Coronavirus has added a new dimension to family battles over screen time and web-use. These challenges will persist once lockdowns end. How can broadband service providers ensure they are giving families the parental control tools they really need?
During the COVID-19 pandemic, daily life has gone digital. People are seeking innovative ways of staying connected and entertained while remaining safe at home. Puzzles, toys, and game sales have surged. Unfortunately, piracy is also on the rise. As the world economy gradually reopens, pirates will continue to take advantage of increased demand for new content. Protecting content from piracy will be crucial to mitigating revenue loss during this unprecedented time.

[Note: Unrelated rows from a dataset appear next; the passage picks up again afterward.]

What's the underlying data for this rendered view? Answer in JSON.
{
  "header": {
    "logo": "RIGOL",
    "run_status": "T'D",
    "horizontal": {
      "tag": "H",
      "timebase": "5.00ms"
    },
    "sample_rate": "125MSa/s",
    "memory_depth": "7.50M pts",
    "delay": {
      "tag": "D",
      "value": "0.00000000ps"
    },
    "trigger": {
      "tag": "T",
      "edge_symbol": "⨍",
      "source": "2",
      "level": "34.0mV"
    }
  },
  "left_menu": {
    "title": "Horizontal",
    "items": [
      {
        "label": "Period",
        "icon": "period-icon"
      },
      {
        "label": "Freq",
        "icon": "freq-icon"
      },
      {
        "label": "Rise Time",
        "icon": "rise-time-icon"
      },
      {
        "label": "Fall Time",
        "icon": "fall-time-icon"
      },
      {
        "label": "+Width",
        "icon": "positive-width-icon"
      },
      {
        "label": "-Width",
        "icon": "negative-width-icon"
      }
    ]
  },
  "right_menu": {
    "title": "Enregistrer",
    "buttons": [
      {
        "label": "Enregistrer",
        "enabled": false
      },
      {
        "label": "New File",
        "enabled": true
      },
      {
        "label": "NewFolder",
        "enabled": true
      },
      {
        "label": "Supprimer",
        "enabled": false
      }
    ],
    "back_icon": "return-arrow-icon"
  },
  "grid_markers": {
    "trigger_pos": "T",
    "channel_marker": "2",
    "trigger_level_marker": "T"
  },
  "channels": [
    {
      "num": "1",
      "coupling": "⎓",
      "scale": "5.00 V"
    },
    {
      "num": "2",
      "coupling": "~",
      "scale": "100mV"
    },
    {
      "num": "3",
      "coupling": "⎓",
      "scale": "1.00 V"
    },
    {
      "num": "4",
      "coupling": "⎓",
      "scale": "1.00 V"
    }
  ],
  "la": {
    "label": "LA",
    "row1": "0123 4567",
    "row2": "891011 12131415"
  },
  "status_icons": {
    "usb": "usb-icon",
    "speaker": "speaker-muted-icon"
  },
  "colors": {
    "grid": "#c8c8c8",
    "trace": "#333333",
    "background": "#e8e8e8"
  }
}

As Coronavirus enforces unprecedented home working, hackers are also hard at work exploiting our fears. Insecure home networks are making this a giant cybersecurity challenge for employers. In the future, could homeworkers be forced to choose broadband from an ISP that has been security-approved by their company?
If you ask over-the-top (OTT) providers who their top competitors are, their likely response is to name their biggest market rivals. But what about the pirates? …
Millions of people have been told to stay home. However, while social distancing and isolation continue to wreak havoc on the economy, streaming services is one sector of the entertainment industry that stands to receive a significant boost during this crisis..
Millions of us are working from home as COVID-19 restrictions take hold. For some, Wi-Fi strength is going to be a significant challenge. How will this experience change the way we work – and choose broadband suppliers – in the future? And what can ISPs do now to prepare?
In spite of the Coronavirus (COVID-19) challenges engulfing communities and economies all over the world, ConExpo went ahead and delivered another awe-inspiring show. Handshakes were replaced with fist and elbow-pumps and a new level of human awkwardness; like some weird kind of middle-aged breakdancing.
In recent posts, I’ve examined key questions ISPs should ask when procuring smart home management including security, accuracy, flexibility and futureproofing. But now let’s focus on features to delight subscribers, build loyalty, reduce churn and boost ARPU.
A wise computer scientist once said, “The nice thing about standards is that you have so many to choose from.” But which standards matter in smart homes? From OpenWRT and RDK to EasyMesh and CHIPS, it’s an essential question to ask during procurement of smart home management systems.
In the third of a five-part blog series helping network service providers to avoid costly procurement mistakes, we consider the relative benefits of software and hardware-based solutions for smart home management. Can you keep costs down without creating integration nightmares or vendor lock-in?